Created by Amy Archambault, who teaches art at Holy Cross, the installation looks like a cross between a jungle gym and an architectural model.
“I was thinking about that gallery as a work space,” Archambault said. “I took ‘work’ as ‘working out,’ and took this twist on exercise.”
Occupying a corner of the gallery, “Live-work” consists of several platforms ascending like stairs in a space defined by a window, door, ladder and some curved sections of wall.
They are structures we use to define the spaces we live in, but they are arranged in a way that makes you wonder what this particular space is for.
“With the window, there’s a question of whether I am in the interior or exterior,” Archambault said. “I like creating this kind of confusion in the viewer.”

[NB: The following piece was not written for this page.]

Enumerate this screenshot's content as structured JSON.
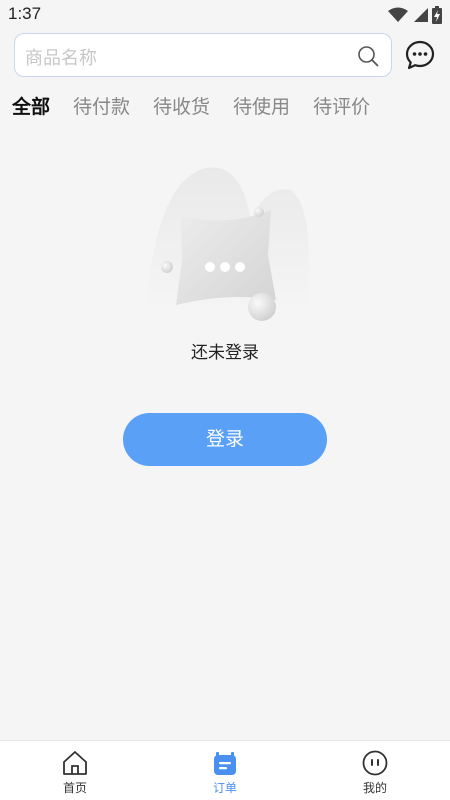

An adjoining platform, shaped like a bed, invites visitors to lie down and watch a version of an exercise video playing above it on the ceiling.
Archambault clustered these elements together in a way that she hopes will tempt the viewer to sit, lie or climb on and through them, defining its use in the process.
“This is the first interactive work I’ve done,” Archambault said. “People do want to touch and participate. It’s a space that invites the viewer to participate, with different levels of engagement.”
Gallery director Lucas Spivey is further encouraging audience participation by organizing time trials for the installation, which visitors can run through at a reception tonight from 6 to 9 at the gallery.
Archambault played lacrosse at Holy Cross as an undergraduate, before studying studio art at the University of Pennsylvania, where she graduated with an MFA in 2011.